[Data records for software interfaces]
***

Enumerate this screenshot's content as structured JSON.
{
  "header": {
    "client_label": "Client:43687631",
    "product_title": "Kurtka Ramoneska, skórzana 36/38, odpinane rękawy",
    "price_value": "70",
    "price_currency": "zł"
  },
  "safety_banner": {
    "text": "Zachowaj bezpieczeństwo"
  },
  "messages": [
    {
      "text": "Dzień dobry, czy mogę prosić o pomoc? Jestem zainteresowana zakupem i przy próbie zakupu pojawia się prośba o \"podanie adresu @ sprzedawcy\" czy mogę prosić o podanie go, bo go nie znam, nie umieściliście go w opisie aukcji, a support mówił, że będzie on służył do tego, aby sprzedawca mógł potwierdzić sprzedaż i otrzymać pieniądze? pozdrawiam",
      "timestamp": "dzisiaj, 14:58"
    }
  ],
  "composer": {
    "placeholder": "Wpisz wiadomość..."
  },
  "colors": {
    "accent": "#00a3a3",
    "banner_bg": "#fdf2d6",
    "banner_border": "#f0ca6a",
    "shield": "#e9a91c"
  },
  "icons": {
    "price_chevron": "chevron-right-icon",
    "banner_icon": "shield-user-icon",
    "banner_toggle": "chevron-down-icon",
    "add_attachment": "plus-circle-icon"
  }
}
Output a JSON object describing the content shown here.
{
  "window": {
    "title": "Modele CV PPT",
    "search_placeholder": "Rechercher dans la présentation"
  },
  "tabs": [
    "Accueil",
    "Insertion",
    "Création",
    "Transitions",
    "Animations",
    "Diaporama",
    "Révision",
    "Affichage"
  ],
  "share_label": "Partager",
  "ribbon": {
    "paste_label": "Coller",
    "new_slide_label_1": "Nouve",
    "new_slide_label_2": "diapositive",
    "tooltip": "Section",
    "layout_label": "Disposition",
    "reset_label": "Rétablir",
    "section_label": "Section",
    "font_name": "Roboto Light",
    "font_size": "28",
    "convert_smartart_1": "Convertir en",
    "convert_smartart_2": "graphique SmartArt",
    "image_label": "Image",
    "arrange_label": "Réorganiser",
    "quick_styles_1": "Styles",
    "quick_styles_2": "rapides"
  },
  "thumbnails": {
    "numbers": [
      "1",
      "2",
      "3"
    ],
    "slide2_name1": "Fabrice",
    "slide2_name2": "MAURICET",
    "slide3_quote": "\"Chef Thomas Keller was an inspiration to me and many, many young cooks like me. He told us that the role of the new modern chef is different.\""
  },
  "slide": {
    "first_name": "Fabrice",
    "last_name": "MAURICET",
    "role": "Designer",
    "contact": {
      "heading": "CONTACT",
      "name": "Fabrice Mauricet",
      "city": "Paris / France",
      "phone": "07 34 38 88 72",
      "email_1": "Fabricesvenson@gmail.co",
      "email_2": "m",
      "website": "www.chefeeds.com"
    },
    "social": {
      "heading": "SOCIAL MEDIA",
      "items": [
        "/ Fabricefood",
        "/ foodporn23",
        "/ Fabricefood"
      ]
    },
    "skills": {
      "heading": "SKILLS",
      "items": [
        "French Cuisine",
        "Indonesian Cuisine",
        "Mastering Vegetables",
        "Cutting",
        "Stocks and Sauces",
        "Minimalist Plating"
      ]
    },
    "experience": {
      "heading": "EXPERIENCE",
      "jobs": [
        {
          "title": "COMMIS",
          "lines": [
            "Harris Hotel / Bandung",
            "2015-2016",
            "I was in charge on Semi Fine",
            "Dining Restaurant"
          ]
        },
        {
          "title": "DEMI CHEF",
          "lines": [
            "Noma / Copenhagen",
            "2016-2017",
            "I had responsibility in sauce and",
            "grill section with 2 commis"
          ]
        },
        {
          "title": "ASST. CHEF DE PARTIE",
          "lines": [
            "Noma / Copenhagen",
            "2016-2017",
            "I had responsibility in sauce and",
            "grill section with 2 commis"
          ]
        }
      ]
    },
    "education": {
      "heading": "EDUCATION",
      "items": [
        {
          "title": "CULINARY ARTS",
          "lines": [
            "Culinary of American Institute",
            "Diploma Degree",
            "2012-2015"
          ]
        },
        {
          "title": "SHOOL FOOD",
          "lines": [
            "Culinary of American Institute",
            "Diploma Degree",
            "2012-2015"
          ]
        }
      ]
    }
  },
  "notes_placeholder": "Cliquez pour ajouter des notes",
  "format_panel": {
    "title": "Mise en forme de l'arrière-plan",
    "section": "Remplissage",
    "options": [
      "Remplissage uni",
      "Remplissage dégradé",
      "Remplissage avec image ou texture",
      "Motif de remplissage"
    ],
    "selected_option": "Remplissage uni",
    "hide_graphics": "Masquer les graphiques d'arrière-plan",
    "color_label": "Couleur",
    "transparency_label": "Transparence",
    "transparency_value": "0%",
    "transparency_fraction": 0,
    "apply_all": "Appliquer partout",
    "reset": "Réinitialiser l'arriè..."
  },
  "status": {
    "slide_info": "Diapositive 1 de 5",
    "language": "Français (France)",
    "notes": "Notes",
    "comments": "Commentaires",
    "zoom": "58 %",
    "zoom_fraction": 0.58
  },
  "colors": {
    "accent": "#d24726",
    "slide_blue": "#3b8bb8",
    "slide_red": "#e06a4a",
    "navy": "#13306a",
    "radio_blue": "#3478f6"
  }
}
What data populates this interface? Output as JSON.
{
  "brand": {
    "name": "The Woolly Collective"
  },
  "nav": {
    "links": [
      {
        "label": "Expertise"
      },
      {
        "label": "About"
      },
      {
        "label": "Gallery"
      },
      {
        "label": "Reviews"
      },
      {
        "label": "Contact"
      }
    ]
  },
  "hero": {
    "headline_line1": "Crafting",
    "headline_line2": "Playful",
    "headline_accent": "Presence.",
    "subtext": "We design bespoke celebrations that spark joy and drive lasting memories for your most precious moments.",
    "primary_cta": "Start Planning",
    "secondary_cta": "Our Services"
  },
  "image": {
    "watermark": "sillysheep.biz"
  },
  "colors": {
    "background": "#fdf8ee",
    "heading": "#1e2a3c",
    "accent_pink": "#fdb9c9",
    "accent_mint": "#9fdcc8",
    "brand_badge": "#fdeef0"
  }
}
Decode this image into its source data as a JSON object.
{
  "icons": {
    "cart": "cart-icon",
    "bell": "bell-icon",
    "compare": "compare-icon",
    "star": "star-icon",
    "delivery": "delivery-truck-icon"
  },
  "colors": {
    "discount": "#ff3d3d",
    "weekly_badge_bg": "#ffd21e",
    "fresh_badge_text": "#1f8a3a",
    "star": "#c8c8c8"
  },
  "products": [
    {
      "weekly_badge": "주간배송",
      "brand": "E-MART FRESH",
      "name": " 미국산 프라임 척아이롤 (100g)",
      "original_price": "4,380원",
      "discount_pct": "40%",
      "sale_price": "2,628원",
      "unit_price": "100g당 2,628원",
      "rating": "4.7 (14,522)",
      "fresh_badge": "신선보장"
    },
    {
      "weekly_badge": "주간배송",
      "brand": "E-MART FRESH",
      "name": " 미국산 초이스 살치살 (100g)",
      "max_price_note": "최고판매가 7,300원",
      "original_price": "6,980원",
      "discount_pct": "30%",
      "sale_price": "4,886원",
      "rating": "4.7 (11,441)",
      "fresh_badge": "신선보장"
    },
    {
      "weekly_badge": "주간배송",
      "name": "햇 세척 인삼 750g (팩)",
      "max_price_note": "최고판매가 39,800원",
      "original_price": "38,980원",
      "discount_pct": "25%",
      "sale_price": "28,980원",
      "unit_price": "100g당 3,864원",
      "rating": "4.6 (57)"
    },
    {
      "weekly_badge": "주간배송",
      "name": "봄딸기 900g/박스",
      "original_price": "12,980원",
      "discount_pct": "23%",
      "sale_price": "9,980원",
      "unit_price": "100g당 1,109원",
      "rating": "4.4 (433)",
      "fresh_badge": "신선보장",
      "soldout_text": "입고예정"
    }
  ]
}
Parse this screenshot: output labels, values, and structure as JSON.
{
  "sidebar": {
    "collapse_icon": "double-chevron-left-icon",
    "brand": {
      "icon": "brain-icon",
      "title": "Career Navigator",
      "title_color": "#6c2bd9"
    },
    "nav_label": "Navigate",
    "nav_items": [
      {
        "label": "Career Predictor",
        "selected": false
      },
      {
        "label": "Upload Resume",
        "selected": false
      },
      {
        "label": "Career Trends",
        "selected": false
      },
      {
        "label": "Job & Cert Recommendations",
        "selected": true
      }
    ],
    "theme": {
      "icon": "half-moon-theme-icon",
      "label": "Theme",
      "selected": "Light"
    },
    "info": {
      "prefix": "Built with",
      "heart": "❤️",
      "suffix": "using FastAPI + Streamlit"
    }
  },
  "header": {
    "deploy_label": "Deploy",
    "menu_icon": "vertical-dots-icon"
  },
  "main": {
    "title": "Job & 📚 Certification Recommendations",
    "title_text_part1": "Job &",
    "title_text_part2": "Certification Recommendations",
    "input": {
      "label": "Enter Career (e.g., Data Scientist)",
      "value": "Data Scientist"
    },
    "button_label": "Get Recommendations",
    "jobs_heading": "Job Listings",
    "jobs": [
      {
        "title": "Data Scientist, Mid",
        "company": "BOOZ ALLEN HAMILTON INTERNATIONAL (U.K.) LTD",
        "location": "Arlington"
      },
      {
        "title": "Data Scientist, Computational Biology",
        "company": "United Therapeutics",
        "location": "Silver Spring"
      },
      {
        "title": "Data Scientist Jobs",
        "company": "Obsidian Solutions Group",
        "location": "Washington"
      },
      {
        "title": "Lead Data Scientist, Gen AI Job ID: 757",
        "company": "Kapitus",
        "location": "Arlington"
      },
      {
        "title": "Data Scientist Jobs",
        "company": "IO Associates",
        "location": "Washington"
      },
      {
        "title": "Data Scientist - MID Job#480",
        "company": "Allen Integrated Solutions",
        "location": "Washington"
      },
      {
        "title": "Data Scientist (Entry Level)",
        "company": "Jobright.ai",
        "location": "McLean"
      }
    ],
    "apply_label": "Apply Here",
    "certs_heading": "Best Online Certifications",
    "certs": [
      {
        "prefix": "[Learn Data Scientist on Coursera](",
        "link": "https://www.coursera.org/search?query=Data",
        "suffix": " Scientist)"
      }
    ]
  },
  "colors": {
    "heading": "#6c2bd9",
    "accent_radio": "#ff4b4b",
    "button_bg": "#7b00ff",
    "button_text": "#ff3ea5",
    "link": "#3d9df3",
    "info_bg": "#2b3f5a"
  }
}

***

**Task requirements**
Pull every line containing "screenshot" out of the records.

**Answer**
Enumerate this screenshot's content as structured JSON.
Parse this screenshot: output labels, values, and structure as JSON.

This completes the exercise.